[Data about app and page elements]
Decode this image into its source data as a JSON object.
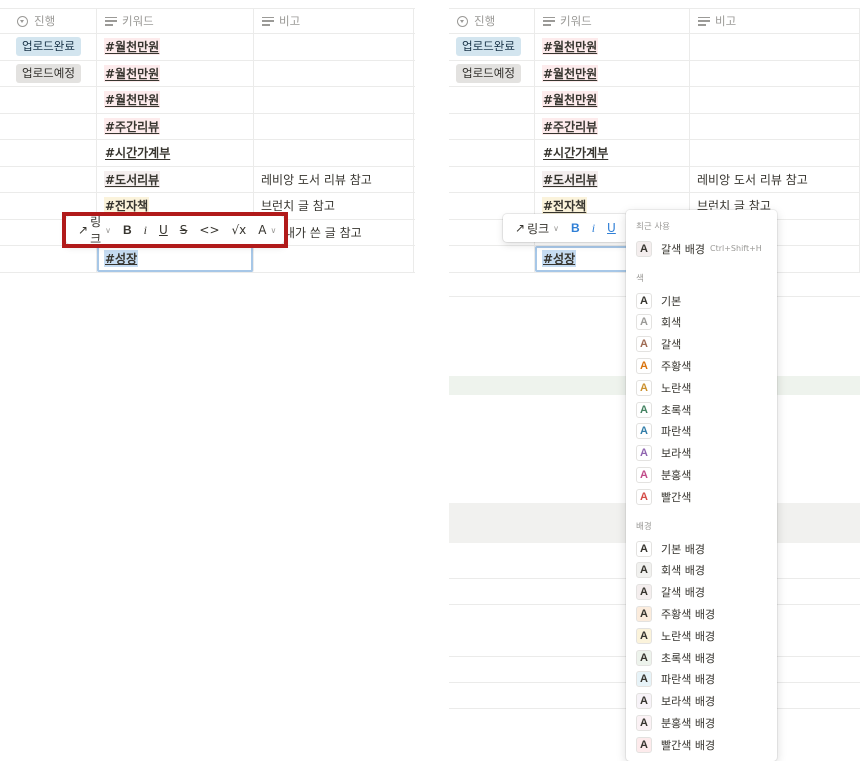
{
  "columns": {
    "status": "진행",
    "keyword": "키워드",
    "note": "비고"
  },
  "rows": [
    {
      "status": "업로드완료",
      "keyword": "#월천만원",
      "note": ""
    },
    {
      "status": "업로드예정",
      "keyword": "#월천만원",
      "note": ""
    },
    {
      "status": "",
      "keyword": "#월천만원",
      "note": ""
    },
    {
      "status": "",
      "keyword": "#주간리뷰",
      "note": ""
    },
    {
      "status": "",
      "keyword": "#시간가계부",
      "note": ""
    },
    {
      "status": "",
      "keyword": "#도서리뷰",
      "note": "레비앙 도서 리뷰 참고"
    },
    {
      "status": "",
      "keyword": "#전자책",
      "note": "브런치 글 참고"
    },
    {
      "status": "",
      "keyword": "",
      "note": "내가 쓴 글 참고"
    },
    {
      "status": "",
      "keyword": "#성장",
      "note": ""
    }
  ],
  "toolbar": {
    "link_label": "링크",
    "bold": "B",
    "italic": "i",
    "underline": "U",
    "strike": "S",
    "code": "<>",
    "equation": "√x",
    "color": "A"
  },
  "color_menu": {
    "recent_label": "최근 사용",
    "recent_item": "갈색 배경",
    "recent_shortcut": "Ctrl+Shift+H",
    "text_label": "색",
    "text_colors": [
      {
        "label": "기본",
        "color": "#37352f"
      },
      {
        "label": "회색",
        "color": "#9b9a97"
      },
      {
        "label": "갈색",
        "color": "#9f6b53"
      },
      {
        "label": "주황색",
        "color": "#d9730d"
      },
      {
        "label": "노란색",
        "color": "#cb912f"
      },
      {
        "label": "초록색",
        "color": "#448361"
      },
      {
        "label": "파란색",
        "color": "#337ea9"
      },
      {
        "label": "보라색",
        "color": "#9065b0"
      },
      {
        "label": "분홍색",
        "color": "#c14c8a"
      },
      {
        "label": "빨간색",
        "color": "#d44c47"
      }
    ],
    "bg_label": "배경",
    "bg_colors": [
      {
        "label": "기본 배경",
        "color": "#ffffff"
      },
      {
        "label": "회색 배경",
        "color": "#f1f1ef"
      },
      {
        "label": "갈색 배경",
        "color": "#f4eeee"
      },
      {
        "label": "주황색 배경",
        "color": "#fbecdd"
      },
      {
        "label": "노란색 배경",
        "color": "#fbf3db"
      },
      {
        "label": "초록색 배경",
        "color": "#edf3ec"
      },
      {
        "label": "파란색 배경",
        "color": "#e7f3f8"
      },
      {
        "label": "보라색 배경",
        "color": "#f7f3f8"
      },
      {
        "label": "분홍색 배경",
        "color": "#fbf2f5"
      },
      {
        "label": "빨간색 배경",
        "color": "#fdebec"
      }
    ]
  },
  "colors": {
    "highlight_border": "#b11a1a",
    "tag_done_bg": "#d3e5ef",
    "tag_planned_bg": "#e3e2e0",
    "edit_outline": "#a7c7e7"
  }
}
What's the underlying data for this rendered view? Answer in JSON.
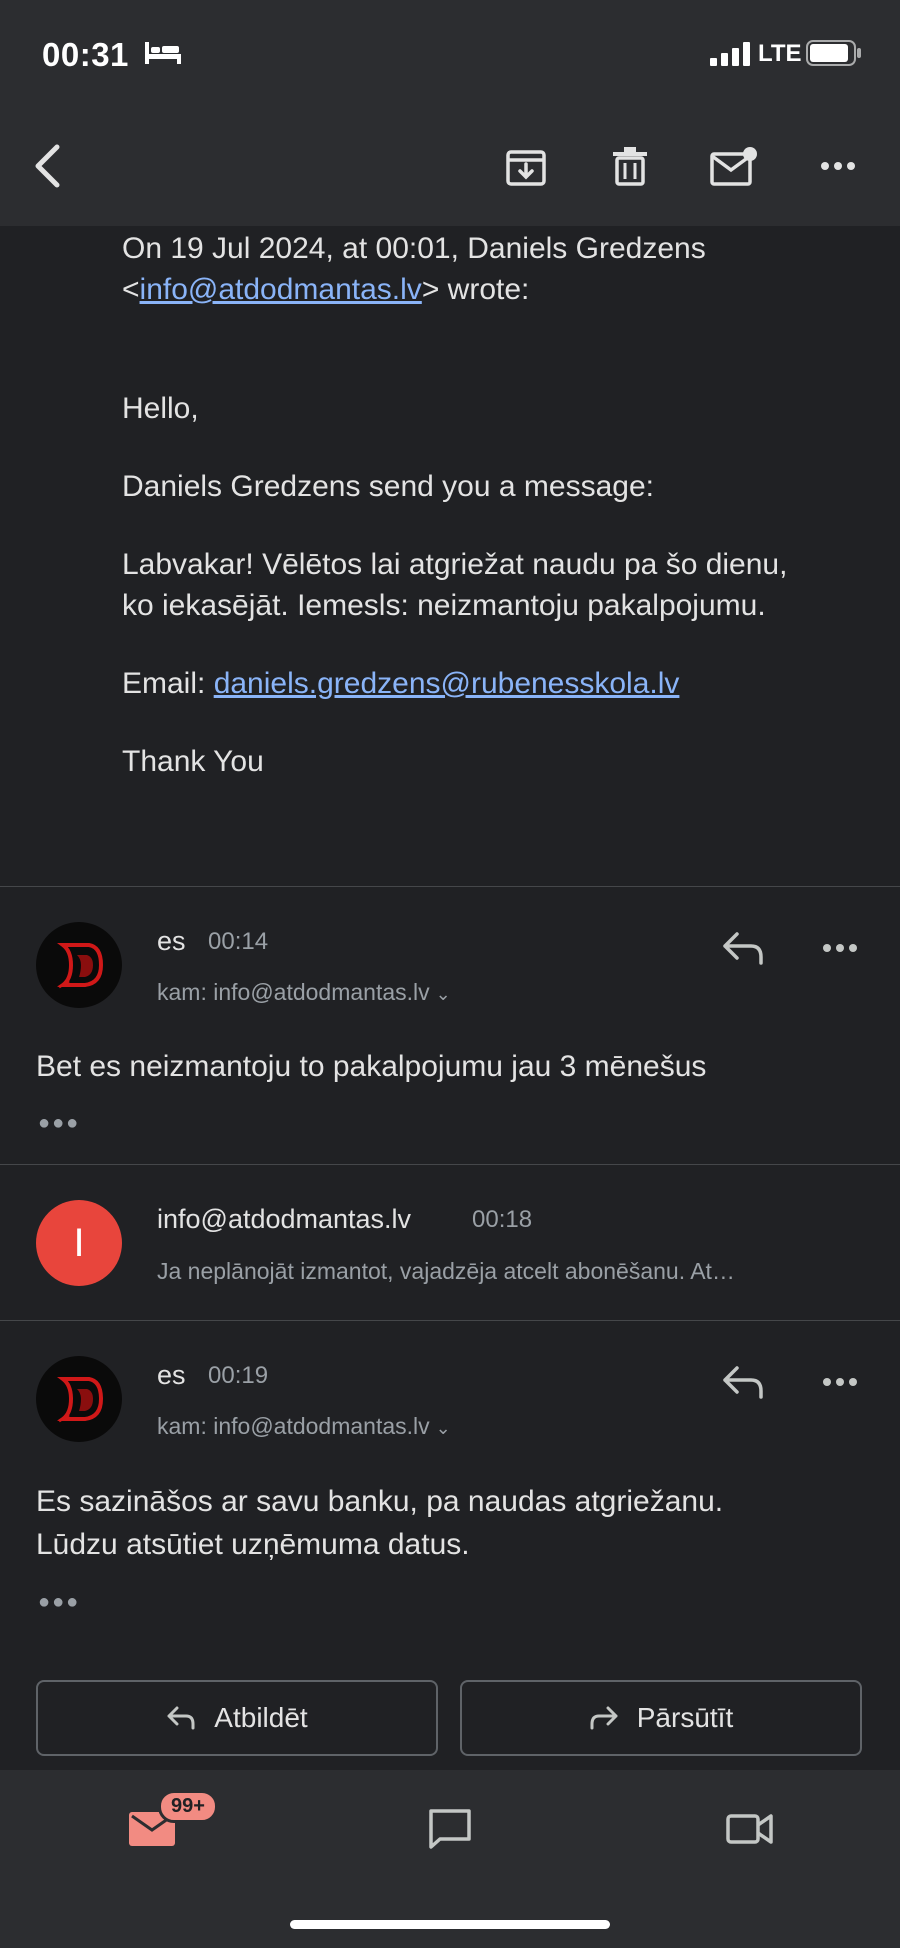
{
  "status": {
    "time": "00:31",
    "network": "LTE"
  },
  "toolbar": {
    "back": "back-icon",
    "archive": "archive-icon",
    "delete": "trash-icon",
    "mark_unread": "mark-unread-icon",
    "more": "more-icon"
  },
  "quoted": {
    "header_prefix": "On 19 Jul 2024, at 00:01, Daniels Gredzens <",
    "header_email": "info@atdodmantas.lv",
    "header_suffix": "> wrote:",
    "greeting": "Hello,",
    "intro": "Daniels Gredzens send you a message:",
    "message": "Labvakar! Vēlētos lai atgriežat naudu pa šo dienu, ko iekasējāt. Iemesls: neizmantoju pakalpojumu.",
    "email_label": "Email: ",
    "email_value": "daniels.gredzens@rubenesskola.lv",
    "closing": "Thank You"
  },
  "messages": [
    {
      "sender": "es",
      "time": "00:14",
      "to": "kam: info@atdodmantas.lv",
      "body": "Bet es neizmantoju to pakalpojumu jau 3 mēnešus"
    },
    {
      "sender": "info@atdodmantas.lv",
      "time": "00:18",
      "avatar_letter": "I",
      "snippet": "Ja neplānojāt izmantot, vajadzēja atcelt abonēšanu. At…"
    },
    {
      "sender": "es",
      "time": "00:19",
      "to": "kam: info@atdodmantas.lv",
      "body_line1": "Es sazināšos ar savu banku, pa naudas atgriežanu.",
      "body_line2": "Lūdzu atsūtiet uzņēmuma datus."
    }
  ],
  "actions": {
    "reply": "Atbildēt",
    "forward": "Pārsūtīt"
  },
  "bottom_nav": {
    "mail_badge": "99+",
    "colors": {
      "badge": "#f28b82",
      "mail_icon": "#f28b82"
    }
  }
}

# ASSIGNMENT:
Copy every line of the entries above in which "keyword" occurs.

# WORKED SOLUTION:
    "keyword": "키워드",
      "keyword": "#월천만원",
      "keyword": "#월천만원",
      "keyword": "#월천만원",
      "keyword": "#주간리뷰",
      "keyword": "#시간가계부",
      "keyword": "#도서리뷰",
      "keyword": "#전자책",
      "keyword": "",
      "keyword": "#성장",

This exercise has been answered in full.